The main risk factors for breast cancer include being a woman and getting older (most breast cancers are found in women ages 55 and older). Uncontrollable factors that may increase risk include personal/family history, race, breast density and menstrual period history. In addition, having changes in certain breast cancer genes (BRCA1 and BRCA2) increases the risk of developing breast cancer.
Certain risk factors are lifestyle-related, including the use of birth control pills, hormone therapy after menopause, having children, drinking alcohol, being overweight or obese, and not being physically active.

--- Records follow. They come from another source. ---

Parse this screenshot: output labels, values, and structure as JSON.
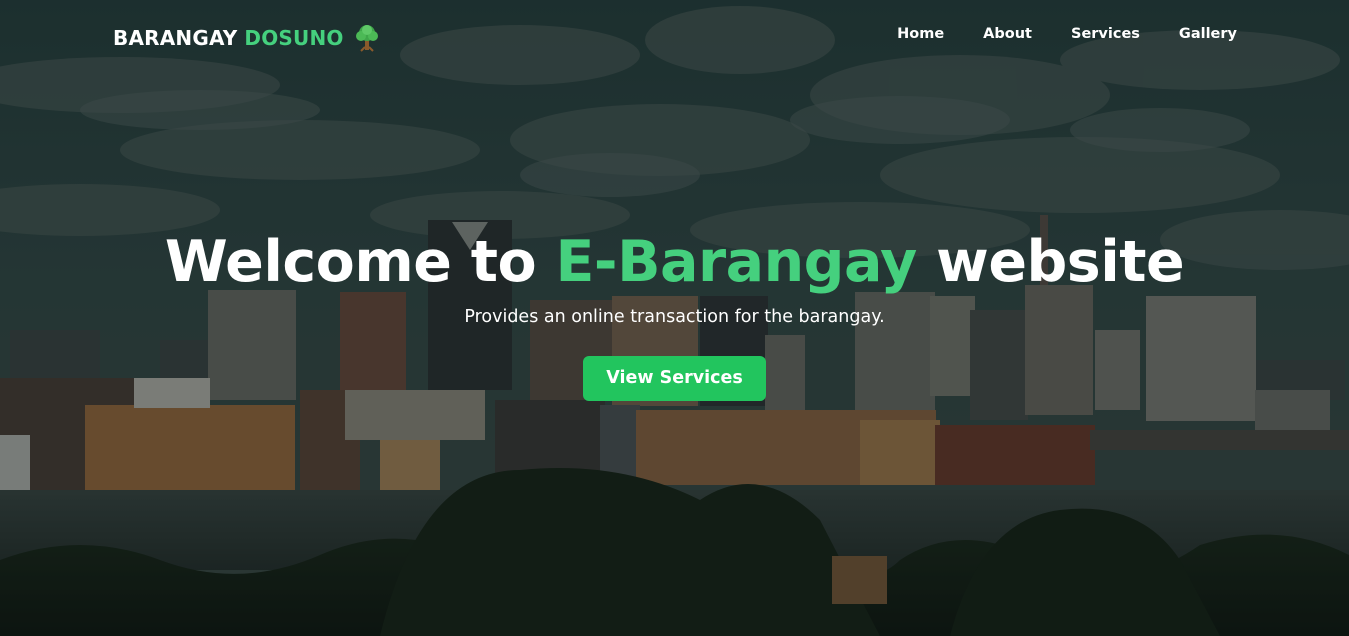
{
  "navbar": {
    "brand_main": "BARANGAY",
    "brand_accent": "DOSUNO",
    "brand_icon": "tree-icon",
    "links": [
      {
        "label": "Home"
      },
      {
        "label": "About"
      },
      {
        "label": "Services"
      },
      {
        "label": "Gallery"
      }
    ]
  },
  "hero": {
    "title_before": "Welcome to",
    "title_accent": "E-Barangay",
    "title_after": "website",
    "subtitle": "Provides an online transaction for the barangay.",
    "cta_label": "View Services"
  },
  "colors": {
    "accent": "#45d07e",
    "button": "#22c55e",
    "text": "#ffffff"
  }
}
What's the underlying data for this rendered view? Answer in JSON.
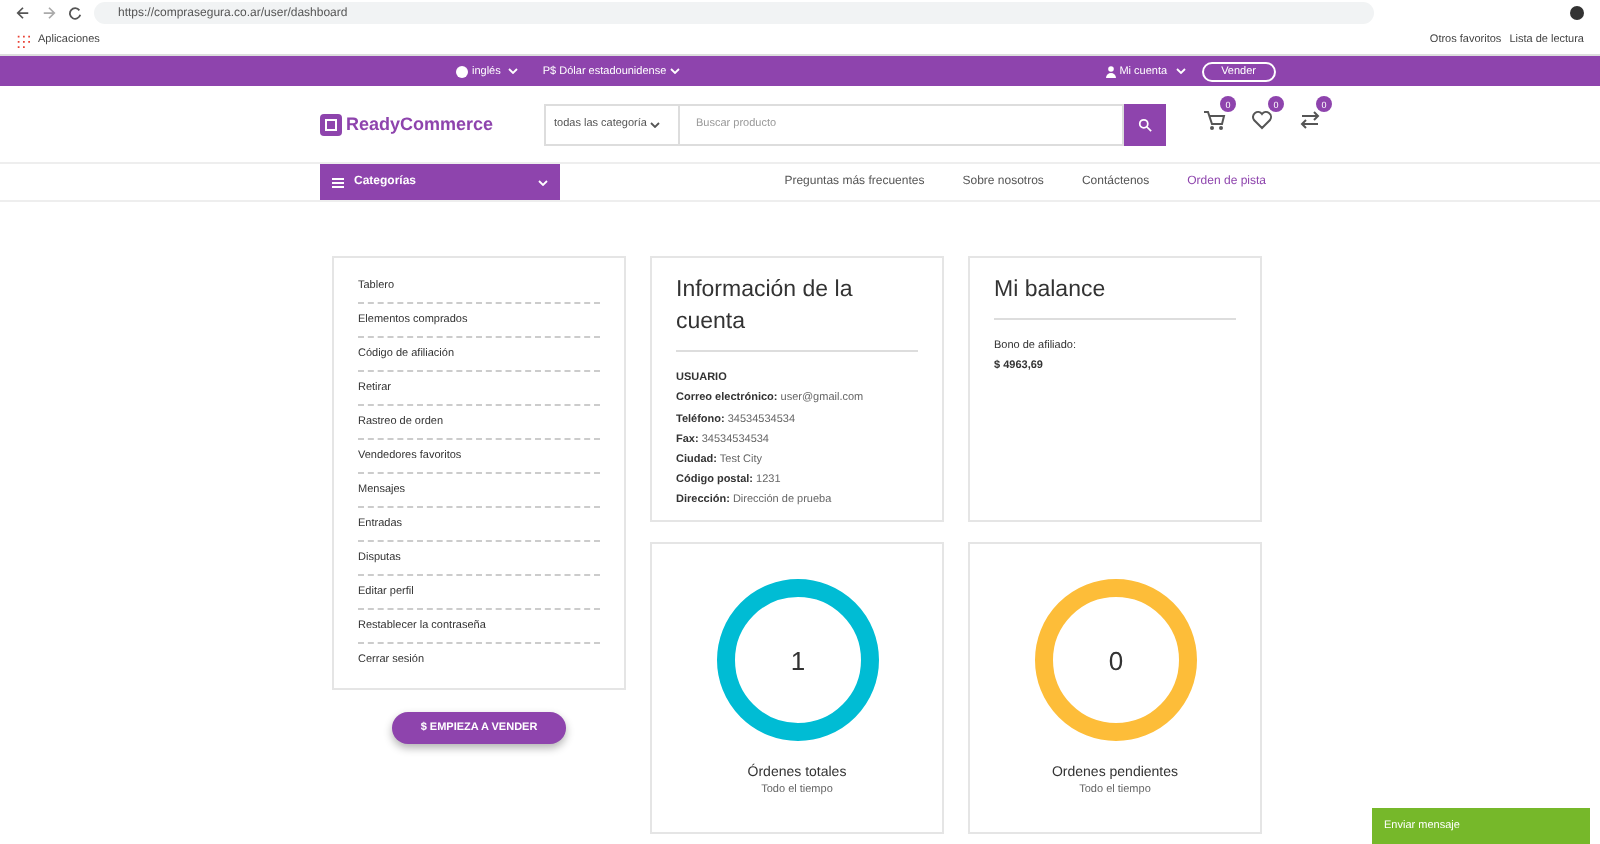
{
  "browser": {
    "url": "https://comprasegura.co.ar/user/dashboard",
    "bookmarks": [
      "Aplicaciones"
    ],
    "right_bookmarks": [
      "Otros favoritos",
      "Lista de lectura"
    ]
  },
  "topbar": {
    "language": "inglés",
    "currency": "P$ Dólar estadounidense",
    "account": "Mi cuenta",
    "sell_button": "Vender"
  },
  "header": {
    "logo": "ReadyCommerce",
    "category_select": "todas las categoría",
    "search": {
      "placeholder": "Buscar producto"
    },
    "icons": [
      {
        "kind": "cart",
        "count": "0"
      },
      {
        "kind": "heart",
        "count": "0"
      },
      {
        "kind": "compare",
        "count": "0"
      }
    ]
  },
  "nav": {
    "categories": "Categorías",
    "links": [
      {
        "label": "Preguntas más frecuentes",
        "selected": false
      },
      {
        "label": "Sobre nosotros",
        "selected": false
      },
      {
        "label": "Contáctenos",
        "selected": false
      },
      {
        "label": "Orden de pista",
        "selected": true
      }
    ]
  },
  "sidebar": {
    "items": [
      "Tablero",
      "Elementos comprados",
      "Código de afiliación",
      "Retirar",
      "Rastreo de orden",
      "Vendedores favoritos",
      "Mensajes",
      "Entradas",
      "Disputas",
      "Editar perfil",
      "Restablecer la contraseña",
      "Cerrar sesión"
    ],
    "button": "$ EMPIEZA A VENDER"
  },
  "account": {
    "title": "Información de la cuenta",
    "role": "USUARIO",
    "fields": [
      {
        "label": "Correo electrónico:",
        "value": "user@gmail.com"
      },
      {
        "label": "Teléfono:",
        "value": "34534534534"
      },
      {
        "label": "Fax:",
        "value": "34534534534"
      },
      {
        "label": "Ciudad:",
        "value": "Test City"
      },
      {
        "label": "Código postal:",
        "value": "1231"
      },
      {
        "label": "Dirección:",
        "value": "Dirección de prueba"
      }
    ]
  },
  "balance": {
    "title": "Mi balance",
    "label": "Bono de afiliado:",
    "amount": "$ 4963,69"
  },
  "stats": [
    {
      "value": "1",
      "title": "Órdenes totales",
      "subtitle": "Todo el tiempo",
      "color": "#00bcd4"
    },
    {
      "value": "0",
      "title": "Ordenes pendientes",
      "subtitle": "Todo el tiempo",
      "color": "#fdbd39"
    }
  ],
  "chat_button": "Enviar mensaje"
}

Having one or several risk factors does not mean a woman will develop breast cancer. “Women need to become familiar with all of the risk factors.
- Keep a healthy weight and exercise regularly.
- Don’t drink alcohol, or limit the amount of alcohol you drink.
- If you are taking hormone replacement therapy or birth control pills, ask your doctor about the risks.
- Breastfeed your children, if possible.
The best time to do a monthly self-breast exam is about 3 to 5 days after your period starts. Do it at the same time every month. Your breasts are not as tender or lumpy at this time in your monthly cycle.
If you have gone through menopause, do your exam on the same day every month.
Begin by lying on your back. It is easier to examine all breast tissue if you are lying down.
- Place your right hand behind your head. With the middle fingers of your left hand, gently yet firmly press down using small motions to examine the entire right breast.
- Next, sit or stand. Feel your armpit, because breast tissue goes into that area.
- Gently squeeze the nipple, checking for discharge. Repeat the process on the left breast.
- Look at your breasts directly and in the mirror. Look for changes in skin texture, such as dimpling, puckering, indentations, or skin that looks like an orange peel.
- Also note the shape and outline of each breast.
- Check to see if the nipple turns inward.
Three tests are typically used in detecting breast cancer.
It is very important to know or self examining yourself as it is going to increase day by day because of woman negligence and they feel stigma cause of the fear of society and families or relatives, woman often feel shy to go for check up. Therefore, Awareness surrounding breast cancer is incredibly important as early detection, often through screening, can catch the disease when it is most treatable.